* **TASK DIRECTIONS**: Your answer should be every line from the records that contains "JSON".

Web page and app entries
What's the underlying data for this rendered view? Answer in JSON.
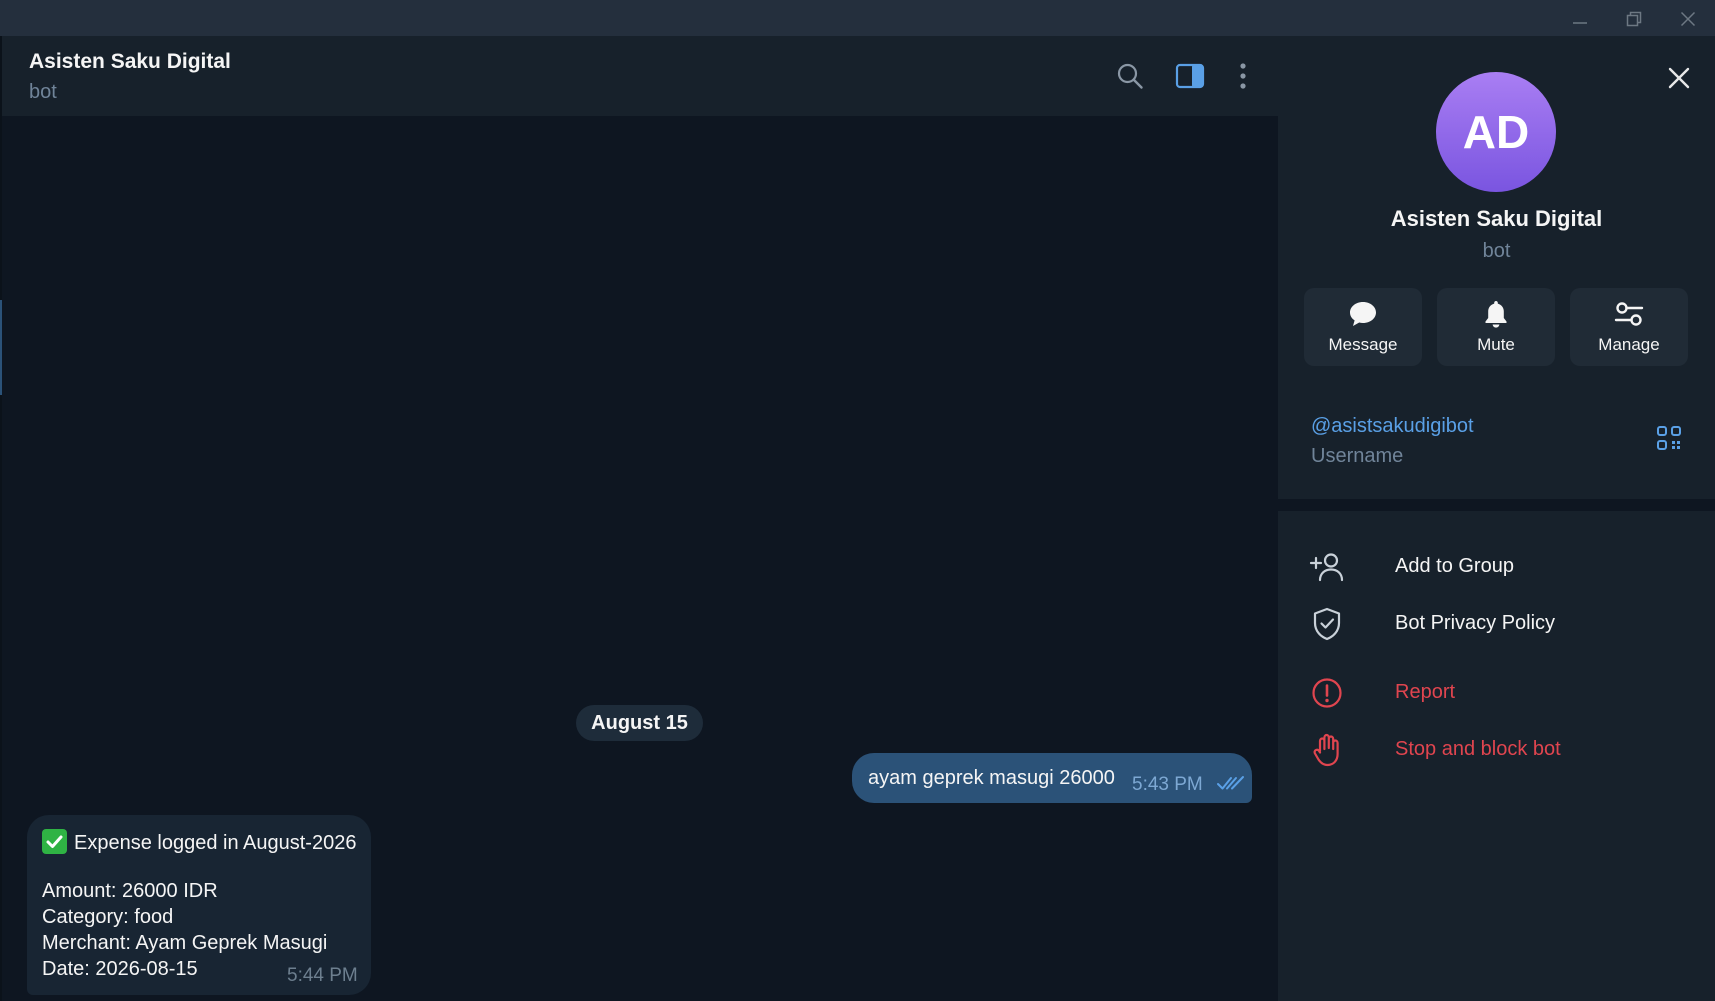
{
  "chat": {
    "title": "Asisten Saku Digital",
    "status": "bot",
    "date_separator": "August 15",
    "outgoing": {
      "text": "ayam geprek masugi 26000",
      "time": "5:43 PM",
      "read_status_icon": "double-check-icon"
    },
    "incoming": {
      "lines": [
        "Expense logged in August-2026",
        "Amount: 26000 IDR",
        "Category: food",
        "Merchant: Ayam Geprek Masugi",
        "Date: 2026-08-15"
      ],
      "emoji_icon": "check-mark-button-icon",
      "time": "5:44 PM"
    }
  },
  "profile": {
    "avatar_initials": "AD",
    "name": "Asisten Saku Digital",
    "status": "bot",
    "actions": [
      {
        "label": "Message",
        "icon": "chat-bubble-icon"
      },
      {
        "label": "Mute",
        "icon": "bell-icon"
      },
      {
        "label": "Manage",
        "icon": "sliders-icon"
      }
    ],
    "username": {
      "value": "@asistsakudigibot",
      "label": "Username"
    },
    "menu": [
      {
        "label": "Add to Group",
        "icon": "add-user-icon",
        "danger": false
      },
      {
        "label": "Bot Privacy Policy",
        "icon": "shield-check-icon",
        "danger": false
      },
      {
        "label": "Report",
        "icon": "alert-circle-icon",
        "danger": true
      },
      {
        "label": "Stop and block bot",
        "icon": "hand-stop-icon",
        "danger": true
      }
    ]
  },
  "colors": {
    "background": "#0e1621",
    "panel": "#17212b",
    "outgoing_bubble": "#2b5278",
    "incoming_bubble": "#182533",
    "accent": "#5aa0e6",
    "danger": "#e0454f",
    "avatar_gradient_top": "#a97ef3",
    "avatar_gradient_bottom": "#7a55e0"
  }
}
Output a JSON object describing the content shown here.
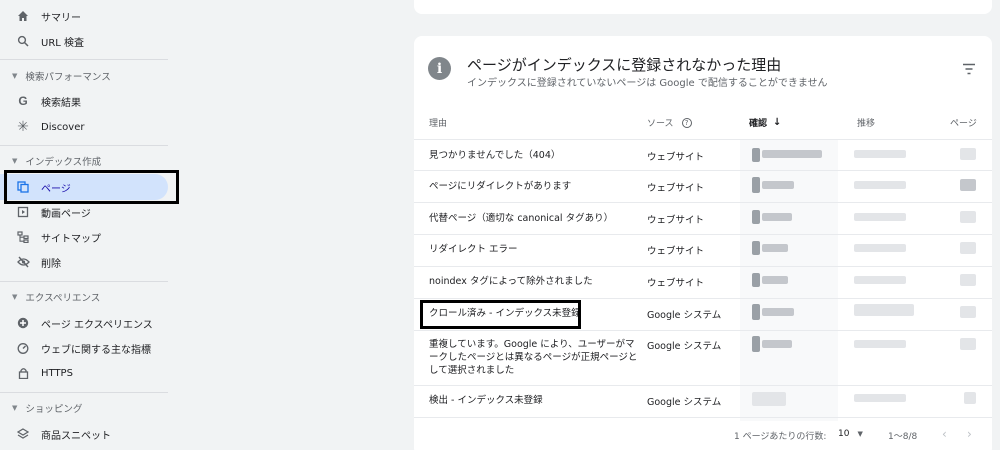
{
  "sidebar": {
    "items": [
      {
        "label": "サマリー",
        "icon": "home-icon"
      },
      {
        "label": "URL 検査",
        "icon": "search-icon"
      },
      {
        "label": "検索結果",
        "icon": "google-g-icon"
      },
      {
        "label": "Discover",
        "icon": "asterisk-icon"
      },
      {
        "label": "ページ",
        "icon": "pages-icon"
      },
      {
        "label": "動画ページ",
        "icon": "video-page-icon"
      },
      {
        "label": "サイトマップ",
        "icon": "sitemap-icon"
      },
      {
        "label": "削除",
        "icon": "eye-off-icon"
      },
      {
        "label": "ページ エクスペリエンス",
        "icon": "plus-circle-icon"
      },
      {
        "label": "ウェブに関する主な指標",
        "icon": "speedometer-icon"
      },
      {
        "label": "HTTPS",
        "icon": "lock-icon"
      },
      {
        "label": "商品スニペット",
        "icon": "layers-icon"
      }
    ],
    "sections": [
      {
        "label": "検索パフォーマンス"
      },
      {
        "label": "インデックス作成"
      },
      {
        "label": "エクスペリエンス"
      },
      {
        "label": "ショッピング"
      }
    ]
  },
  "card": {
    "title": "ページがインデックスに登録されなかった理由",
    "subtitle": "インデックスに登録されていないページは Google で配信することができません",
    "columns": {
      "reason": "理由",
      "source": "ソース",
      "confirm": "確認",
      "trend": "推移",
      "pages": "ページ"
    },
    "rows": [
      {
        "reason": "見つかりませんでした（404）",
        "source": "ウェブサイト"
      },
      {
        "reason": "ページにリダイレクトがあります",
        "source": "ウェブサイト"
      },
      {
        "reason": "代替ページ（適切な canonical タグあり）",
        "source": "ウェブサイト"
      },
      {
        "reason": "リダイレクト エラー",
        "source": "ウェブサイト"
      },
      {
        "reason": "noindex タグによって除外されました",
        "source": "ウェブサイト"
      },
      {
        "reason": "クロール済み - インデックス未登録",
        "source": "Google システム"
      },
      {
        "reason": "重複しています。Google により、ユーザーがマークしたページとは異なるページが正規ページとして選択されました",
        "source": "Google システム"
      },
      {
        "reason": "検出 - インデックス未登録",
        "source": "Google システム"
      }
    ],
    "footer": {
      "rows_per_page_label": "1 ページあたりの行数:",
      "rows_per_page_value": "10",
      "range": "1〜8/8"
    }
  },
  "colors": {
    "selected_bg": "#d2e3fc",
    "accent": "#1a73e8"
  }
}
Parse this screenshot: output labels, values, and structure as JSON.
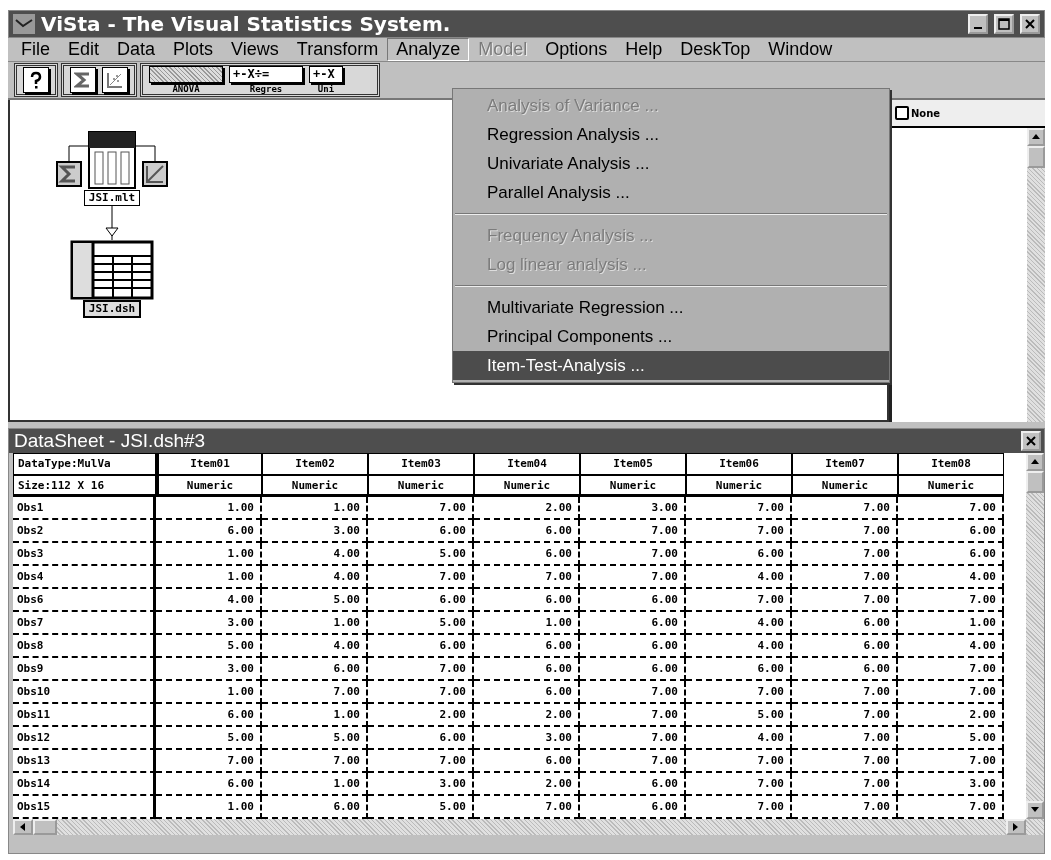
{
  "window": {
    "title": "ViSta - The Visual Statistics System."
  },
  "menu_bar": [
    {
      "label": "File",
      "selected": false,
      "disabled": false
    },
    {
      "label": "Edit",
      "selected": false,
      "disabled": false
    },
    {
      "label": "Data",
      "selected": false,
      "disabled": false
    },
    {
      "label": "Plots",
      "selected": false,
      "disabled": false
    },
    {
      "label": "Views",
      "selected": false,
      "disabled": false
    },
    {
      "label": "Transform",
      "selected": false,
      "disabled": false
    },
    {
      "label": "Analyze",
      "selected": true,
      "disabled": false
    },
    {
      "label": "Model",
      "selected": false,
      "disabled": true
    },
    {
      "label": "Options",
      "selected": false,
      "disabled": false
    },
    {
      "label": "Help",
      "selected": false,
      "disabled": false
    },
    {
      "label": "DeskTop",
      "selected": false,
      "disabled": false
    },
    {
      "label": "Window",
      "selected": false,
      "disabled": false
    }
  ],
  "toolbar": {
    "tools": [
      {
        "kind": "pattern",
        "label": "ANOVA"
      },
      {
        "kind": "symbols",
        "symbol": "+-X÷=",
        "label": "Regres"
      },
      {
        "kind": "symbols",
        "symbol": "+-X",
        "label": "Uni"
      }
    ]
  },
  "desktop": {
    "nodes": [
      {
        "kind": "model",
        "label": "JSI.mlt"
      },
      {
        "kind": "datasheet",
        "label": "JSI.dsh"
      }
    ]
  },
  "side_panel": {
    "checkbox": {
      "label": "None",
      "checked": false
    }
  },
  "analyze_menu": {
    "sections": [
      {
        "items": [
          {
            "label": "Analysis of Variance ...",
            "disabled": true,
            "selected": false
          },
          {
            "label": "Regression Analysis ...",
            "disabled": false,
            "selected": false
          },
          {
            "label": "Univariate Analysis ...",
            "disabled": false,
            "selected": false
          },
          {
            "label": "Parallel Analysis ...",
            "disabled": false,
            "selected": false
          }
        ]
      },
      {
        "items": [
          {
            "label": "Frequency Analysis ...",
            "disabled": true,
            "selected": false
          },
          {
            "label": "Log linear analysis ...",
            "disabled": true,
            "selected": false
          }
        ]
      },
      {
        "items": [
          {
            "label": "Multivariate Regression ...",
            "disabled": false,
            "selected": false
          },
          {
            "label": "Principal Components ...",
            "disabled": false,
            "selected": false
          },
          {
            "label": "Item-Test-Analysis ...",
            "disabled": false,
            "selected": true
          }
        ]
      }
    ]
  },
  "datasheet": {
    "title": "DataSheet - JSI.dsh#3",
    "info": [
      "DataType:MulVa",
      "Size:112 X 16"
    ],
    "columns": [
      {
        "name": "Item01",
        "type": "Numeric"
      },
      {
        "name": "Item02",
        "type": "Numeric"
      },
      {
        "name": "Item03",
        "type": "Numeric"
      },
      {
        "name": "Item04",
        "type": "Numeric"
      },
      {
        "name": "Item05",
        "type": "Numeric"
      },
      {
        "name": "Item06",
        "type": "Numeric"
      },
      {
        "name": "Item07",
        "type": "Numeric"
      },
      {
        "name": "Item08",
        "type": "Numeric"
      }
    ],
    "rows": [
      {
        "label": "Obs1",
        "values": [
          "1.00",
          "1.00",
          "7.00",
          "2.00",
          "3.00",
          "7.00",
          "7.00",
          "7.00"
        ]
      },
      {
        "label": "Obs2",
        "values": [
          "6.00",
          "3.00",
          "6.00",
          "6.00",
          "7.00",
          "7.00",
          "7.00",
          "6.00"
        ]
      },
      {
        "label": "Obs3",
        "values": [
          "1.00",
          "4.00",
          "5.00",
          "6.00",
          "7.00",
          "6.00",
          "7.00",
          "6.00"
        ]
      },
      {
        "label": "Obs4",
        "values": [
          "1.00",
          "4.00",
          "7.00",
          "7.00",
          "7.00",
          "4.00",
          "7.00",
          "4.00"
        ]
      },
      {
        "label": "Obs6",
        "values": [
          "4.00",
          "5.00",
          "6.00",
          "6.00",
          "6.00",
          "7.00",
          "7.00",
          "7.00"
        ]
      },
      {
        "label": "Obs7",
        "values": [
          "3.00",
          "1.00",
          "5.00",
          "1.00",
          "6.00",
          "4.00",
          "6.00",
          "1.00"
        ]
      },
      {
        "label": "Obs8",
        "values": [
          "5.00",
          "4.00",
          "6.00",
          "6.00",
          "6.00",
          "4.00",
          "6.00",
          "4.00"
        ]
      },
      {
        "label": "Obs9",
        "values": [
          "3.00",
          "6.00",
          "7.00",
          "6.00",
          "6.00",
          "6.00",
          "6.00",
          "7.00"
        ]
      },
      {
        "label": "Obs10",
        "values": [
          "1.00",
          "7.00",
          "7.00",
          "6.00",
          "7.00",
          "7.00",
          "7.00",
          "7.00"
        ]
      },
      {
        "label": "Obs11",
        "values": [
          "6.00",
          "1.00",
          "2.00",
          "2.00",
          "7.00",
          "5.00",
          "7.00",
          "2.00"
        ]
      },
      {
        "label": "Obs12",
        "values": [
          "5.00",
          "5.00",
          "6.00",
          "3.00",
          "7.00",
          "4.00",
          "7.00",
          "5.00"
        ]
      },
      {
        "label": "Obs13",
        "values": [
          "7.00",
          "7.00",
          "7.00",
          "6.00",
          "7.00",
          "7.00",
          "7.00",
          "7.00"
        ]
      },
      {
        "label": "Obs14",
        "values": [
          "6.00",
          "1.00",
          "3.00",
          "2.00",
          "6.00",
          "7.00",
          "7.00",
          "3.00"
        ]
      },
      {
        "label": "Obs15",
        "values": [
          "1.00",
          "6.00",
          "5.00",
          "7.00",
          "6.00",
          "7.00",
          "7.00",
          "7.00"
        ]
      }
    ]
  }
}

* **PROBLEM SOLUTION**:
What's the underlying data for this rendered view? Answer in JSON.
Output a JSON object describing the content shown here.
Parse this screenshot: output labels, values, and structure as JSON.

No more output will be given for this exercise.